It's ironic, then, that Stanley's Color Out of Space is more in the spirit of Lovecraft than most other Lovecraft-inspired movies, which get by with name-dropping Lovecraftian creations like Cthulhu, Dagon or Yog-Sothoth. (Fear not. Stanley drops a few names, too.) As fun as Stuart Gordon's Lovecraft movies are, for example, only 2001's Dagon and his 2005 Masters of Horror episode “Dreams in the Witch-House” really feel like Lovecraft.
Knight's Ward Phillips is surveying for a new reservoir, which brings him to the Gardner farm where Nathan Gardner (Nicolas Cage) and his family have traded life in the city for the tranquility of raising alpacas in the sticks. Wife Theresa (Joely Richardson) is a stock trader recovering from cancer surgery and connected to her clients by dodgy satellite internet. Daughter Lavinia (Madeleine Arthur) is a practicing Wicca casting spells that fail to transport her back to civilization. Eldest child Benny (Brendan Meyer) spends his days getting high with the neighborhood squatter, Ezra, played by stoner specialist Tommy Chong. And Julian Hilliard of Netflix's The Haunting of Hill House plays youngest sibling Jack.
From the start, this is a family under stress and just one crisis away from full dysfunction.
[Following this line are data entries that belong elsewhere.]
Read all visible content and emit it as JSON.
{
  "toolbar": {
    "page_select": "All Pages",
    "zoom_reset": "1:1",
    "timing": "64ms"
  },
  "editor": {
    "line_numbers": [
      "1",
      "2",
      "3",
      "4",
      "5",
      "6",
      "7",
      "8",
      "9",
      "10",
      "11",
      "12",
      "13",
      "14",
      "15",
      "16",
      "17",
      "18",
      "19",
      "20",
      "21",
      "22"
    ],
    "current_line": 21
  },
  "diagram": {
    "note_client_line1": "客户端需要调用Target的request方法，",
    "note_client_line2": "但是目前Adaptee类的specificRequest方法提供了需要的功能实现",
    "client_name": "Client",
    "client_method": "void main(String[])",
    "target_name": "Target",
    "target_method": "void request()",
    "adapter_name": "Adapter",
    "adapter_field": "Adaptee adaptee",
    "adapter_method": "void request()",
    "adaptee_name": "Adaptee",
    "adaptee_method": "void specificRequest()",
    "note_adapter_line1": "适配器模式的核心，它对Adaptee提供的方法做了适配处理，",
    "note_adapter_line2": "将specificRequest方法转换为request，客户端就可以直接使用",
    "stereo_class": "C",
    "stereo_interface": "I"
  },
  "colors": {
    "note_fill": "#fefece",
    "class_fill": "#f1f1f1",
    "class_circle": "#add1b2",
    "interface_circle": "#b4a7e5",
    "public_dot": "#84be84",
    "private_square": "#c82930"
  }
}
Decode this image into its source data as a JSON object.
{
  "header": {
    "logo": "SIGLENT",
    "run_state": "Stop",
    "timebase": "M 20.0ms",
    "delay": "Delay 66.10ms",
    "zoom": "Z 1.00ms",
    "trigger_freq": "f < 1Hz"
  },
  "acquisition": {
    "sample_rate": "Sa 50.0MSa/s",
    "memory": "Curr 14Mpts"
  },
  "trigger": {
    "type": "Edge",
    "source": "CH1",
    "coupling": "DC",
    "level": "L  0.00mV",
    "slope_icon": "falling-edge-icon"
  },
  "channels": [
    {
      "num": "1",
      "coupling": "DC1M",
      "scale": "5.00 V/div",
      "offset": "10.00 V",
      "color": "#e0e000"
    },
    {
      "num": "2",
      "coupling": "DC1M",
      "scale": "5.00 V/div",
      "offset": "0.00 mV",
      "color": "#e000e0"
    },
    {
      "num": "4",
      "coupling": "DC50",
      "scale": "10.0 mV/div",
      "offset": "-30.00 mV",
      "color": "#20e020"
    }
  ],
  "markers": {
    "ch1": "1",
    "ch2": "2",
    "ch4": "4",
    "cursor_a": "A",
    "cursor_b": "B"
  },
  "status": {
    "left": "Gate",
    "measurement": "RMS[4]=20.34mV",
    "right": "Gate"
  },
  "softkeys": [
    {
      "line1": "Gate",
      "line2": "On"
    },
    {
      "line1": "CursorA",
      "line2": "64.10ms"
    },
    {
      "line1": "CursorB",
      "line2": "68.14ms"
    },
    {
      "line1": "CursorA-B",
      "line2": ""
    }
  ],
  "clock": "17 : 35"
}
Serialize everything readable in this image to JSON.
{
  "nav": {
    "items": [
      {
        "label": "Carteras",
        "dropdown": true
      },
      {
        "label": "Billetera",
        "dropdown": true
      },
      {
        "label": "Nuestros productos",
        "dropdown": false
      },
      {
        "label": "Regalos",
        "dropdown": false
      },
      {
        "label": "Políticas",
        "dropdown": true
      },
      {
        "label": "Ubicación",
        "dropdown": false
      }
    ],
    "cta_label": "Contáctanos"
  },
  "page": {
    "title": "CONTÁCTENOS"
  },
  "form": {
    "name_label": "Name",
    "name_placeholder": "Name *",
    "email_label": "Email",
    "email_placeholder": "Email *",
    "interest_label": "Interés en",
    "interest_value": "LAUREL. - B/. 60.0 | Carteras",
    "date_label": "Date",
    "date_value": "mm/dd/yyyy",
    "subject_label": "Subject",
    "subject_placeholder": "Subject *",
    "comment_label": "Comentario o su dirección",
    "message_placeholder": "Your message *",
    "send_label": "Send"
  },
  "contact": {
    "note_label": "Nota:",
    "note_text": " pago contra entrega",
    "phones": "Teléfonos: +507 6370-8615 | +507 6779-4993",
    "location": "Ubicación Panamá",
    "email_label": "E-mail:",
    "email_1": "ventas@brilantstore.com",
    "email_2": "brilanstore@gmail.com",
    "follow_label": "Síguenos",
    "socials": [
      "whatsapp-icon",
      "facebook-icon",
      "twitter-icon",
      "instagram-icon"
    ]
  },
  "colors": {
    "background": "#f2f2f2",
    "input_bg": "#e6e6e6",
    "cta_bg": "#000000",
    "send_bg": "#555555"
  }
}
The crisis arrives as a large glowing meteorite that crashes in the Gardners' front yard.
Within days, the meteorite has disappeared, but its unearthly color remains. Indescribable colors, like non-Euclidean geometry, may sound great in print, but they don't translate to the screen. Stanley settles on neon lavender. Anyway, it gets into the soil, into the plants and into the water that the Gardners and their alpacas drink.
From there, the color's malignancy proceeds in true Lovecraftian style, bringing madness, body horror, transformations, and death, all of which provide another chance for Cage, fresh off Mandy from the same producers, to go Full Nicolas Cage. If that's what you're here for, you will not be disappointed.
Stanley and co-screenwriter Scarlett Amaris drop hints of contemporary relevance — glimpses of pollution and climate change we're probably meant to take as akin to the color — but in the end the color is a different threat entirely. As Lovecraft would insist, human activity is trivial compared to the threats posed by a universe indifferent to human existence.
Medical science can fight Theresa's cancer, and Ezra's boondocks shanty can escape the prying eyes of the surveillance state and surveillance capitalism, but both are powerless against the color.
And what a color is it. Everything is beautifully shot by Steve Annis, whose previous work is in music videos. Color Out of Space is a bold standout in a genre that's come to be dominated by low lighting and monochrome.
For Lovecraft, the “colour of space” might have been a stand-in for a flood if immigrants he saw entering every aspect of society and corrupting it, but its power lies in that it could be any invader. Stanley's own spin on the formula is to make the Gardners invaders, too. Unlike the family of Lovecraft's story, Stanley's are transplants just as the color is.
Nathan has a Baby Boomer infatuation with getting away from the rat race, but his way of going about it is to embrace the latest fad, alpaca ranching: Alpacas are “the animal of the future,” he tells his children. Taking over a house that used to belong to his estranged father, Nathan is the only Gardner who wants to be there. The rest would just as soon have stayed in the city, but they're all a disruptive influence in the woods west of Arkham, just like the color is.
Particular fears may change, but the instinct remains.
Franklin Harris is an editor at The Decatur Daily in Decatur, Ala.